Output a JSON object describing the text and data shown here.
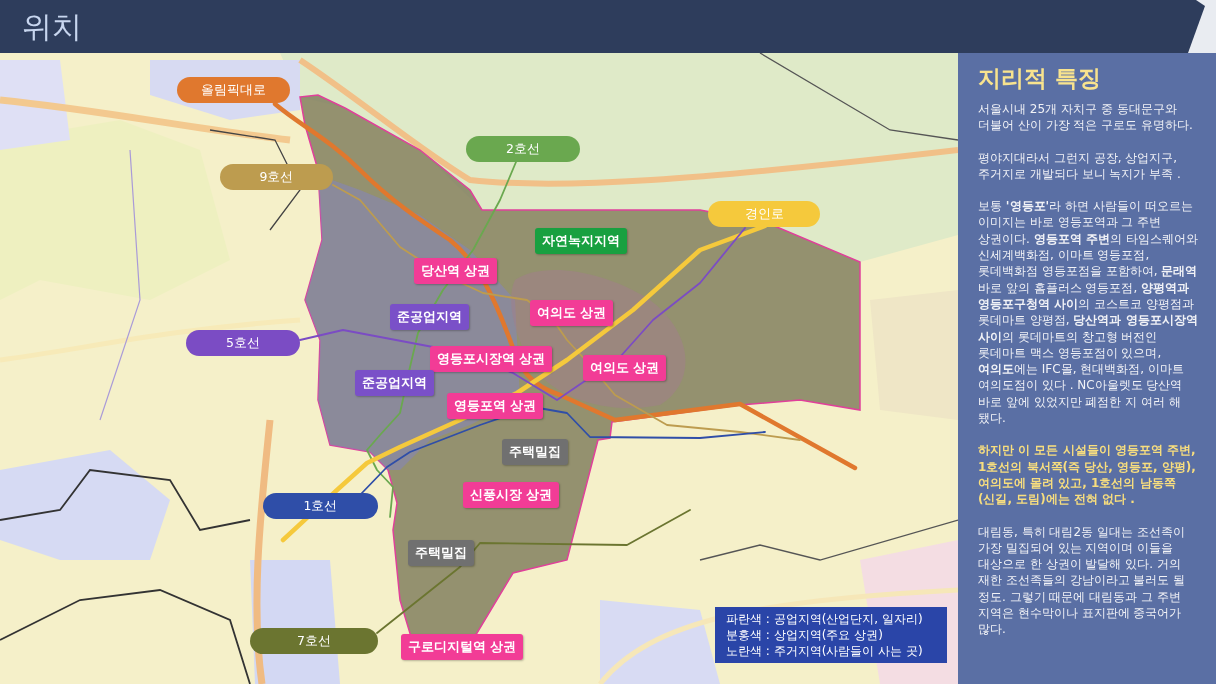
{
  "header": {
    "title": "위치"
  },
  "map": {
    "lines": [
      {
        "label": "올림픽대로",
        "color": "#e0782e",
        "kind": "road"
      },
      {
        "label": "2호선",
        "color": "#6aa84f",
        "kind": "subway"
      },
      {
        "label": "9호선",
        "color": "#bd9c4f",
        "kind": "subway"
      },
      {
        "label": "경인로",
        "color": "#f5c93c",
        "kind": "road"
      },
      {
        "label": "5호선",
        "color": "#7b4cc4",
        "kind": "subway"
      },
      {
        "label": "1호선",
        "color": "#2f4ea8",
        "kind": "subway"
      },
      {
        "label": "7호선",
        "color": "#6b7530",
        "kind": "subway"
      }
    ],
    "areas": [
      {
        "label": "자연녹지지역",
        "color": "#18a040"
      },
      {
        "label": "당산역 상권",
        "color": "#f23c96"
      },
      {
        "label": "여의도 상권",
        "color": "#f23c96"
      },
      {
        "label": "준공업지역",
        "color": "#7a50c8"
      },
      {
        "label": "영등포시장역 상권",
        "color": "#f23c96"
      },
      {
        "label": "여의도 상권",
        "color": "#f23c96"
      },
      {
        "label": "준공업지역",
        "color": "#7a50c8"
      },
      {
        "label": "영등포역 상권",
        "color": "#f23c96"
      },
      {
        "label": "주택밀집",
        "color": "#707070"
      },
      {
        "label": "신풍시장 상권",
        "color": "#f23c96"
      },
      {
        "label": "주택밀집",
        "color": "#707070"
      },
      {
        "label": "구로디지털역 상권",
        "color": "#f23c96"
      }
    ],
    "legend": [
      "파란색 : 공업지역(산업단지, 일자리)",
      "분홍색 : 상업지역(주요 상권)",
      "노란색 : 주거지역(사람들이 사는 곳)"
    ]
  },
  "panel": {
    "title": "지리적 특징",
    "paragraphs": [
      {
        "kind": "normal",
        "text": "서울시내 25개 자치구 중 동대문구와 더불어 산이 가장 적은 구로도 유명하다."
      },
      {
        "kind": "normal",
        "text": "평야지대라서 그런지 공장, 상업지구, 주거지로 개발되다 보니 녹지가 부족 ."
      },
      {
        "kind": "normal",
        "text": "보통 **'영등포'**라 하면 사람들이 떠오르는 이미지는 바로 영등포역과 그 주변 상권이다. **영등포역 주변**의 타임스퀘어와 신세계백화점, 이마트 영등포점, 롯데백화점 영등포점을 포함하여, **문래역** 바로 앞의 홈플러스 영등포점, **양평역과 영등포구청역 사이**의 코스트코 양평점과 롯데마트 양평점, **당산역과 영등포시장역 사이**의 롯데마트의 창고형 버전인 롯데마트 맥스 영등포점이 있으며, **여의도**에는 IFC몰, 현대백화점, 이마트 여의도점이 있다 . NC아울렛도 당산역 바로 앞에 있었지만 폐점한 지 여러 해 됐다."
      },
      {
        "kind": "emphasis",
        "text": "하지만 이 모든 시설들이 영등포역 주변, 1호선의 북서쪽(즉 당산, 영등포, 양평), 여의도에 몰려 있고, 1호선의 남동쪽(신길, 도림)에는 전혀 없다 ."
      },
      {
        "kind": "normal",
        "text": "대림동, 특히 대림2동 일대는 조선족이 가장 밀집되어 있는 지역이며 이들을 대상으로 한 상권이 발달해 있다. 거의 재한 조선족들의 강남이라고 불러도 될 정도. 그렇기 때문에 대림동과 그 주변 지역은 현수막이나 표지판에 중국어가 많다."
      }
    ]
  }
}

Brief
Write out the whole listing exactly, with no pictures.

Answer to the exercise
Output a JSON object describing the text and data shown here.
{
  "header": {
    "title": "위치"
  },
  "map": {
    "lines": [
      {
        "label": "올림픽대로",
        "color": "#e0782e",
        "kind": "road"
      },
      {
        "label": "2호선",
        "color": "#6aa84f",
        "kind": "subway"
      },
      {
        "label": "9호선",
        "color": "#bd9c4f",
        "kind": "subway"
      },
      {
        "label": "경인로",
        "color": "#f5c93c",
        "kind": "road"
      },
      {
        "label": "5호선",
        "color": "#7b4cc4",
        "kind": "subway"
      },
      {
        "label": "1호선",
        "color": "#2f4ea8",
        "kind": "subway"
      },
      {
        "label": "7호선",
        "color": "#6b7530",
        "kind": "subway"
      }
    ],
    "areas": [
      {
        "label": "자연녹지지역",
        "color": "#18a040"
      },
      {
        "label": "당산역 상권",
        "color": "#f23c96"
      },
      {
        "label": "여의도 상권",
        "color": "#f23c96"
      },
      {
        "label": "준공업지역",
        "color": "#7a50c8"
      },
      {
        "label": "영등포시장역 상권",
        "color": "#f23c96"
      },
      {
        "label": "여의도 상권",
        "color": "#f23c96"
      },
      {
        "label": "준공업지역",
        "color": "#7a50c8"
      },
      {
        "label": "영등포역 상권",
        "color": "#f23c96"
      },
      {
        "label": "주택밀집",
        "color": "#707070"
      },
      {
        "label": "신풍시장 상권",
        "color": "#f23c96"
      },
      {
        "label": "주택밀집",
        "color": "#707070"
      },
      {
        "label": "구로디지털역 상권",
        "color": "#f23c96"
      }
    ],
    "legend": [
      "파란색 : 공업지역(산업단지, 일자리)",
      "분홍색 : 상업지역(주요 상권)",
      "노란색 : 주거지역(사람들이 사는 곳)"
    ]
  },
  "panel": {
    "title": "지리적 특징",
    "paragraphs": [
      {
        "kind": "normal",
        "text": "서울시내 25개 자치구 중 동대문구와 더불어 산이 가장 적은 구로도 유명하다."
      },
      {
        "kind": "normal",
        "text": "평야지대라서 그런지 공장, 상업지구, 주거지로 개발되다 보니 녹지가 부족 ."
      },
      {
        "kind": "normal",
        "text": "보통 **'영등포'**라 하면 사람들이 떠오르는 이미지는 바로 영등포역과 그 주변 상권이다. **영등포역 주변**의 타임스퀘어와 신세계백화점, 이마트 영등포점, 롯데백화점 영등포점을 포함하여, **문래역** 바로 앞의 홈플러스 영등포점, **양평역과 영등포구청역 사이**의 코스트코 양평점과 롯데마트 양평점, **당산역과 영등포시장역 사이**의 롯데마트의 창고형 버전인 롯데마트 맥스 영등포점이 있으며, **여의도**에는 IFC몰, 현대백화점, 이마트 여의도점이 있다 . NC아울렛도 당산역 바로 앞에 있었지만 폐점한 지 여러 해 됐다."
      },
      {
        "kind": "emphasis",
        "text": "하지만 이 모든 시설들이 영등포역 주변, 1호선의 북서쪽(즉 당산, 영등포, 양평), 여의도에 몰려 있고, 1호선의 남동쪽(신길, 도림)에는 전혀 없다 ."
      },
      {
        "kind": "normal",
        "text": "대림동, 특히 대림2동 일대는 조선족이 가장 밀집되어 있는 지역이며 이들을 대상으로 한 상권이 발달해 있다. 거의 재한 조선족들의 강남이라고 불러도 될 정도. 그렇기 때문에 대림동과 그 주변 지역은 현수막이나 표지판에 중국어가 많다."
      }
    ]
  }
}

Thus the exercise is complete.